varoom showcases some of the most striking image-making from the crop of 2017 art school graduates, guided by the AOI’s global network of professional bodies and educational institutions. The images on the following pages are a sample of outstanding work from Kristiana to Cambridge to South Korea – from children’s stories to social observation to fashion and politics, there are new rhythms emerging. Follow these young image-makers as they take the pulse of changing times
This illustration is based on a character from a Russian fairy tale, The Tale of the Golden Cockerel by A. S. Pushkin. I designed the look of the character as if it is to be worn as a theatre costume. The Cockerel, in my interpretation, is a powerful, heroic and loud character. I tried to convey that through the posture and colour.
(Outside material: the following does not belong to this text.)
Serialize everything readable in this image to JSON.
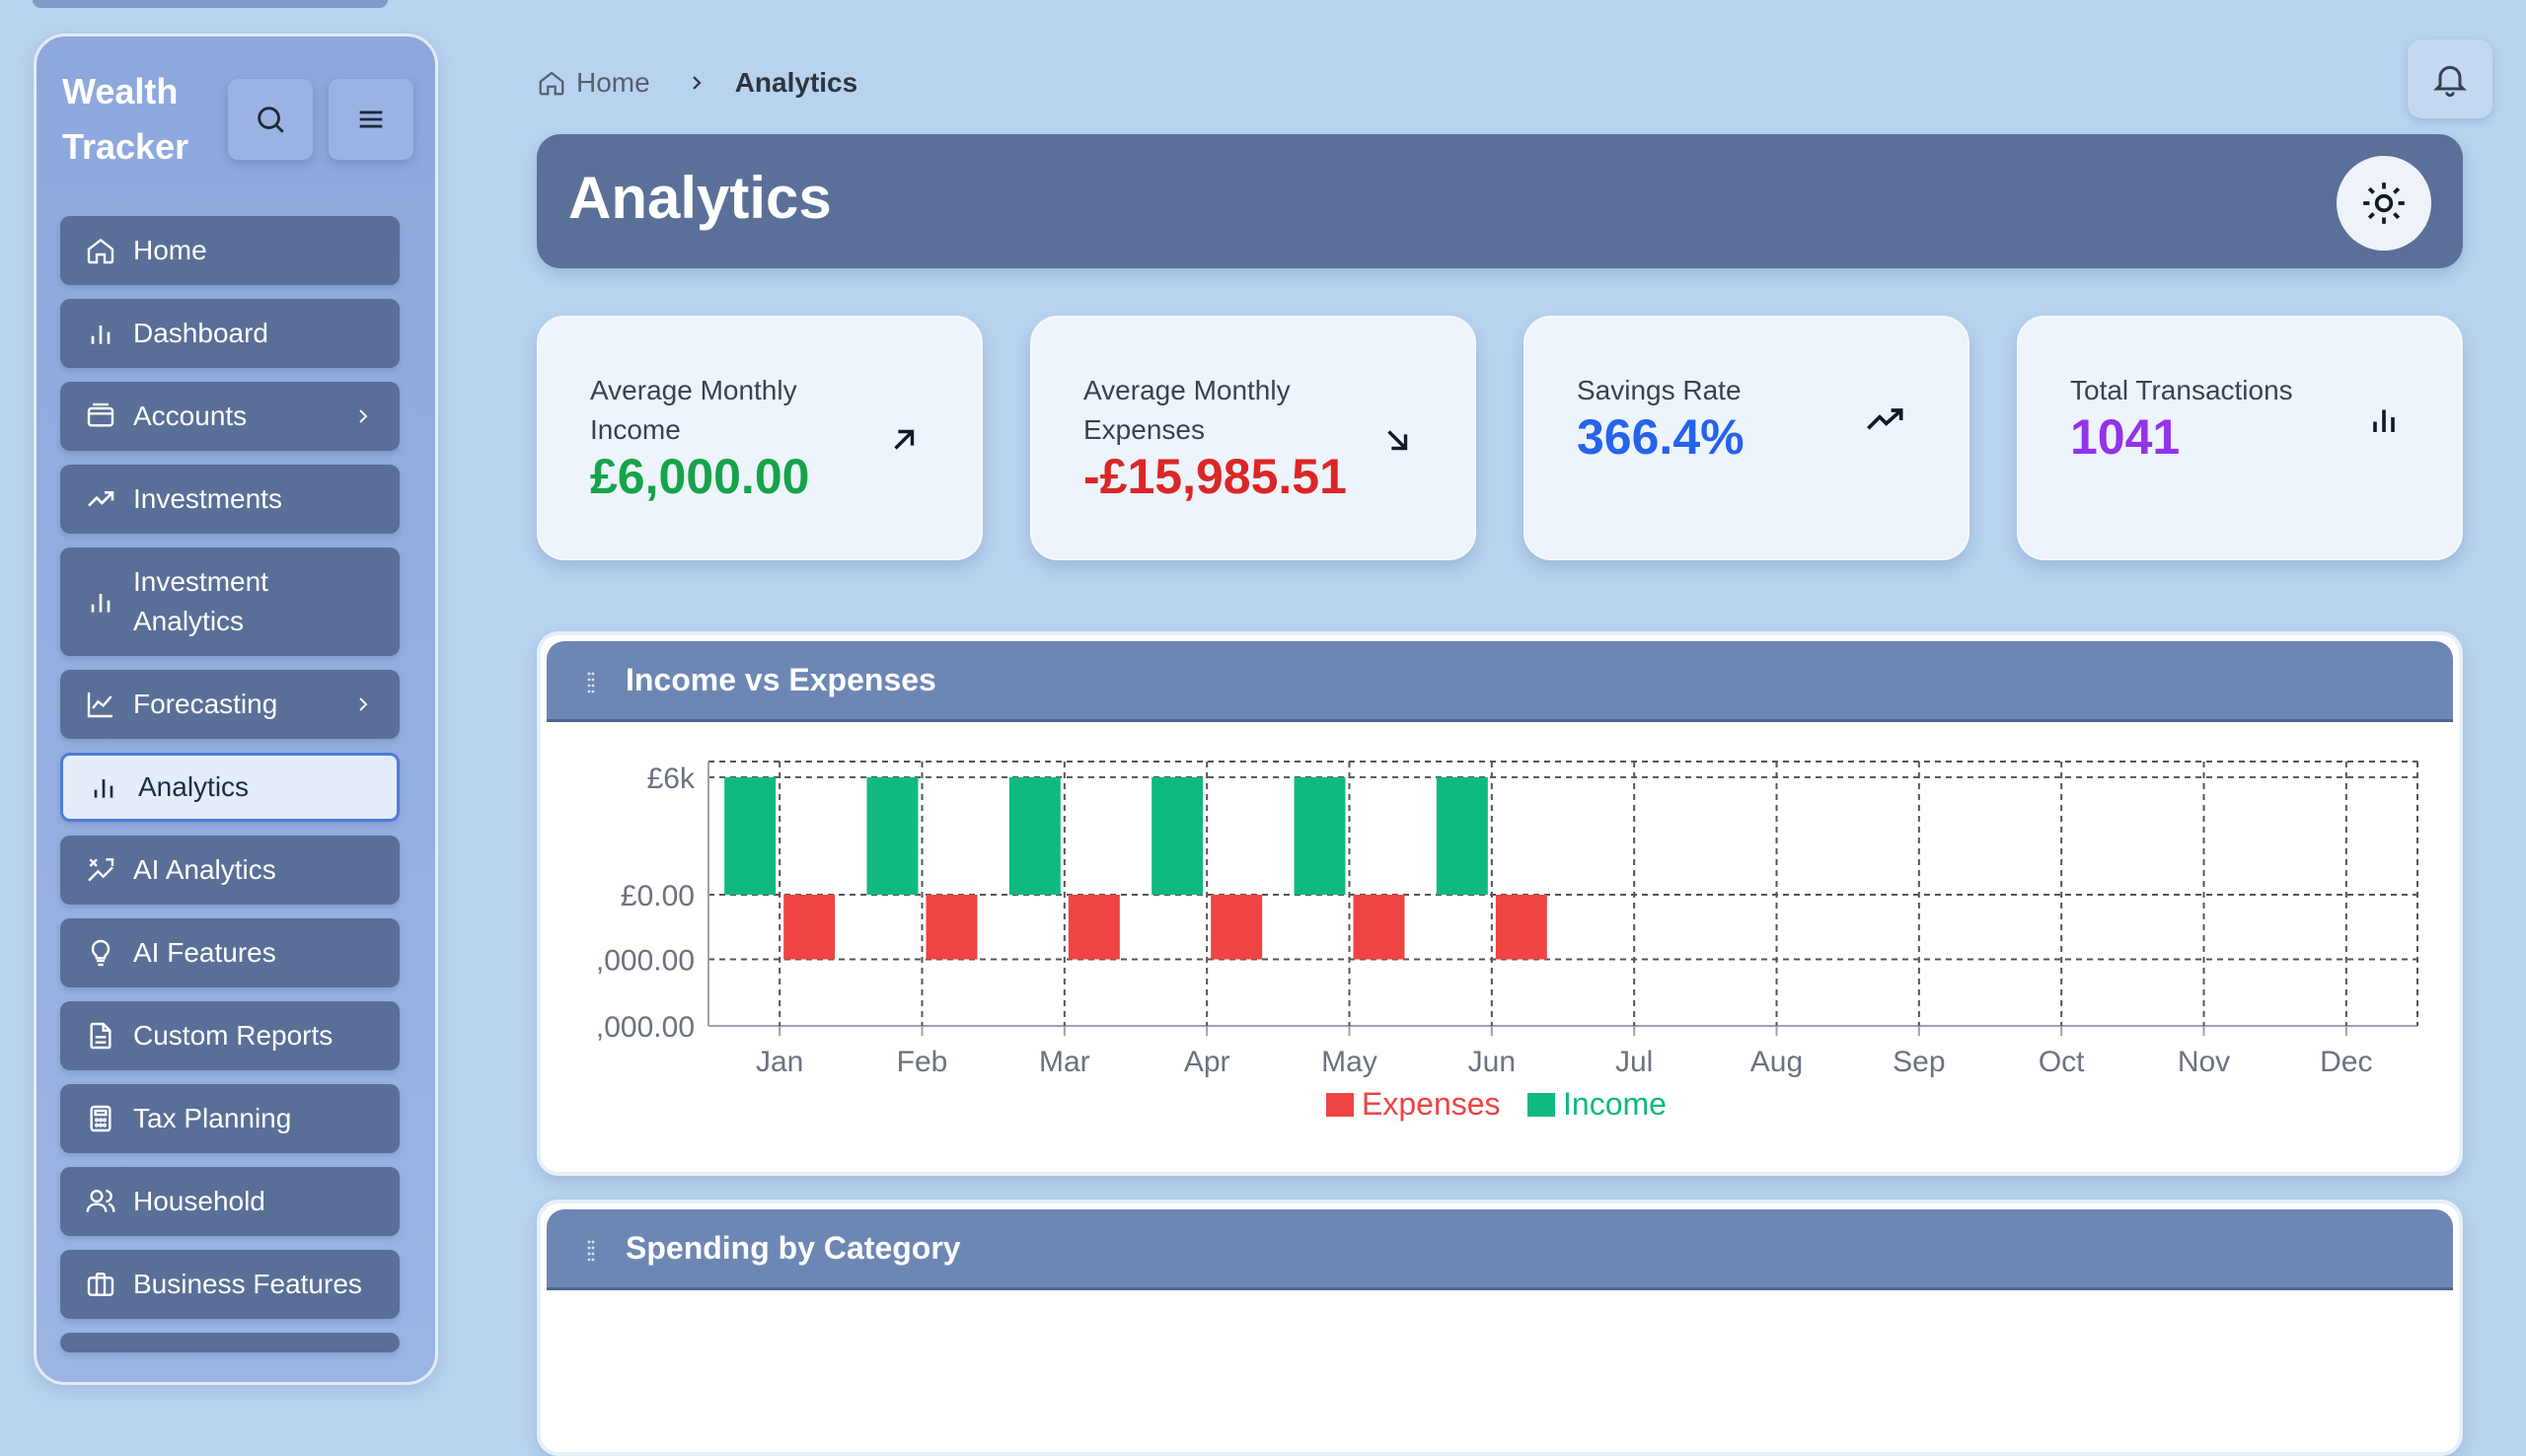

“Illustration to me is a way to express my ideas and emotions. Sometimes it is the easiest or even the only way for me to do it. Also, it is the only thing I enjoy doing so much. Time flies by unnoticed when I hold a pencil, or scissors and tape in this case.”
Kristiania University College, Norway
This is a self-portrait, and the idea behind it is being attracted to the wrong thing at the wrong time. Drugs, alcohol, or whatever one might use to not deal with reality, might seem very attractive, like a pretty chandelier, but eventually it can burn you out. The chandelier is like a sun, and I’m a moth to its flames.
“Illustration to me is taking an idea, like a text, a song or a mood, and turning it into something visually stunning and beautiful.”
Hongik University Graduate School, South Korea
Image by Seung Han Choi
Loneliness and anxiety are not the result of negative cognition that should be resolved. I mainly portray the images of modern people facing the absurd situation of life and look at the solitude and anguish that occurs in the process of accepting absurdity as a positive outlook.
“Illustration is he best way to express the way I look at the world and share it with the public.”
Manchester Metropolitan University, UK
Image by Georgina Marshall
My illustration consists of storytelling, creating vibrant and powerful imagery normally focusing around melancholy and factual stories from our history.
The project ‘Incognito Priests’ is based on the killing of Catholics under the reign of Queen Elizabeth I. Throughout this time priests would secretly hide in Catholic houses, practising their forbidden religion, some in spaces referred to as ‘Priest Holes’. I started exploring and playing with the idea of hiding. Combining humour I started adding teapots to the Priests’ heads, enjoying the lighter take on the dark topic.
“Illustration is everything to me – it gives my eccentric imagination a purpose and allows me to freely play with the sub-conscious and conscious of my mind.”
Read the article in full by purchasing a copy here.